Repeat each entry in the data, exactly.

Records shown:
• • • •
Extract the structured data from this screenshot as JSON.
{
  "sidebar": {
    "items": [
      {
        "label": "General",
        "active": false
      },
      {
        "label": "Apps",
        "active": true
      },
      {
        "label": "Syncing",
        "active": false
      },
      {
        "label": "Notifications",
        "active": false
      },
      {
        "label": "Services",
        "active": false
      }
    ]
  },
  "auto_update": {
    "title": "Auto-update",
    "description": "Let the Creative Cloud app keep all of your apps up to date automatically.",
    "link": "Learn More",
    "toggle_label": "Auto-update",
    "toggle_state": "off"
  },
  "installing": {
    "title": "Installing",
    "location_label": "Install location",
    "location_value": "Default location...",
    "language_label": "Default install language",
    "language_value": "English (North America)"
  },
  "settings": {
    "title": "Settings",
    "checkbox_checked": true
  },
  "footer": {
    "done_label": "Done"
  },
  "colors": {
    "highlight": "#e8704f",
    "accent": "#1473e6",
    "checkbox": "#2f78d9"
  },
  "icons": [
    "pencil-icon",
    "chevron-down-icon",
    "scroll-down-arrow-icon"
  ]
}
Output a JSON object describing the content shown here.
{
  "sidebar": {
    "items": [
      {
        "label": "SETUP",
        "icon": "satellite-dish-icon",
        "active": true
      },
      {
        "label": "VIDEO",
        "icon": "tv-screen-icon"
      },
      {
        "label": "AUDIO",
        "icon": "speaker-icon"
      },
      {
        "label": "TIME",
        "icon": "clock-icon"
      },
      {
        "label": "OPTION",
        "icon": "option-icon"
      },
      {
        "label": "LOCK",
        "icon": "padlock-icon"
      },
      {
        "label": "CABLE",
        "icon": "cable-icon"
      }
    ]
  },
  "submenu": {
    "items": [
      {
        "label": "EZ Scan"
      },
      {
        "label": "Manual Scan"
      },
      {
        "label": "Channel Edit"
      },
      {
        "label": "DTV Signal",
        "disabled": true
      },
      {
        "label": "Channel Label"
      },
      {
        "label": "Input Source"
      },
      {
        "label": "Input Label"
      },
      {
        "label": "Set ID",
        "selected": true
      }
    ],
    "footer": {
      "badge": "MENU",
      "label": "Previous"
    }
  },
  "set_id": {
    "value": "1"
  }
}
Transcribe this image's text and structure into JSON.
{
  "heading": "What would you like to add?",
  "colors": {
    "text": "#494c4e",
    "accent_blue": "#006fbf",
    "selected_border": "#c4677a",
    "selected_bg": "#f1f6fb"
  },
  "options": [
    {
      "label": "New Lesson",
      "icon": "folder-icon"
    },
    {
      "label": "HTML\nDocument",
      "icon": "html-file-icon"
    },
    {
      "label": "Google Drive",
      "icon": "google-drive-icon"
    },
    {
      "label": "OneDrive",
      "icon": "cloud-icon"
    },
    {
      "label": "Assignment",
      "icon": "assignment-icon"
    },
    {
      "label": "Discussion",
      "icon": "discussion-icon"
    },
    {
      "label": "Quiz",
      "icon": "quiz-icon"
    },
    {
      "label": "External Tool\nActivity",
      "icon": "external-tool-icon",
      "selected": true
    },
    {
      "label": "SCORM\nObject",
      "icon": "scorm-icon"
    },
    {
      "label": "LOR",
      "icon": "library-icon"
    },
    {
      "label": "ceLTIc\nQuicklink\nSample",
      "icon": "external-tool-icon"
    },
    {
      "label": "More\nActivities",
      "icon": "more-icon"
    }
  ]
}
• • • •
Completed task:
Extract the structured data from this screenshot as JSON.
{
  "sidebar": {
    "items": [
      {
        "label": "General",
        "active": false
      },
      {
        "label": "Apps",
        "active": true
      },
      {
        "label": "Syncing",
        "active": false
      },
      {
        "label": "Notifications",
        "active": false
      },
      {
        "label": "Services",
        "active": false
      }
    ]
  },
  "auto_update": {
    "title": "Auto-update",
    "description": "Let the Creative Cloud app keep all of your apps up to date automatically.",
    "link": "Learn More",
    "toggle_label": "Auto-update",
    "toggle_state": "off"
  },
  "installing": {
    "title": "Installing",
    "location_label": "Install location",
    "location_value": "Default location...",
    "language_label": "Default install language",
    "language_value": "English (North America)"
  },
  "settings": {
    "title": "Settings",
    "checkbox_checked": true
  },
  "footer": {
    "done_label": "Done"
  },
  "colors": {
    "highlight": "#e8704f",
    "accent": "#1473e6",
    "checkbox": "#2f78d9"
  },
  "icons": [
    "pencil-icon",
    "chevron-down-icon",
    "scroll-down-arrow-icon"
  ]
}
Output a JSON object describing the content shown here.
{
  "sidebar": {
    "items": [
      {
        "label": "SETUP",
        "icon": "satellite-dish-icon",
        "active": true
      },
      {
        "label": "VIDEO",
        "icon": "tv-screen-icon"
      },
      {
        "label": "AUDIO",
        "icon": "speaker-icon"
      },
      {
        "label": "TIME",
        "icon": "clock-icon"
      },
      {
        "label": "OPTION",
        "icon": "option-icon"
      },
      {
        "label": "LOCK",
        "icon": "padlock-icon"
      },
      {
        "label": "CABLE",
        "icon": "cable-icon"
      }
    ]
  },
  "submenu": {
    "items": [
      {
        "label": "EZ Scan"
      },
      {
        "label": "Manual Scan"
      },
      {
        "label": "Channel Edit"
      },
      {
        "label": "DTV Signal",
        "disabled": true
      },
      {
        "label": "Channel Label"
      },
      {
        "label": "Input Source"
      },
      {
        "label": "Input Label"
      },
      {
        "label": "Set ID",
        "selected": true
      }
    ],
    "footer": {
      "badge": "MENU",
      "label": "Previous"
    }
  },
  "set_id": {
    "value": "1"
  }
}
Transcribe this image's text and structure into JSON.
{
  "heading": "What would you like to add?",
  "colors": {
    "text": "#494c4e",
    "accent_blue": "#006fbf",
    "selected_border": "#c4677a",
    "selected_bg": "#f1f6fb"
  },
  "options": [
    {
      "label": "New Lesson",
      "icon": "folder-icon"
    },
    {
      "label": "HTML\nDocument",
      "icon": "html-file-icon"
    },
    {
      "label": "Google Drive",
      "icon": "google-drive-icon"
    },
    {
      "label": "OneDrive",
      "icon": "cloud-icon"
    },
    {
      "label": "Assignment",
      "icon": "assignment-icon"
    },
    {
      "label": "Discussion",
      "icon": "discussion-icon"
    },
    {
      "label": "Quiz",
      "icon": "quiz-icon"
    },
    {
      "label": "External Tool\nActivity",
      "icon": "external-tool-icon",
      "selected": true
    },
    {
      "label": "SCORM\nObject",
      "icon": "scorm-icon"
    },
    {
      "label": "LOR",
      "icon": "library-icon"
    },
    {
      "label": "ceLTIc\nQuicklink\nSample",
      "icon": "external-tool-icon"
    },
    {
      "label": "More\nActivities",
      "icon": "more-icon"
    }
  ]
}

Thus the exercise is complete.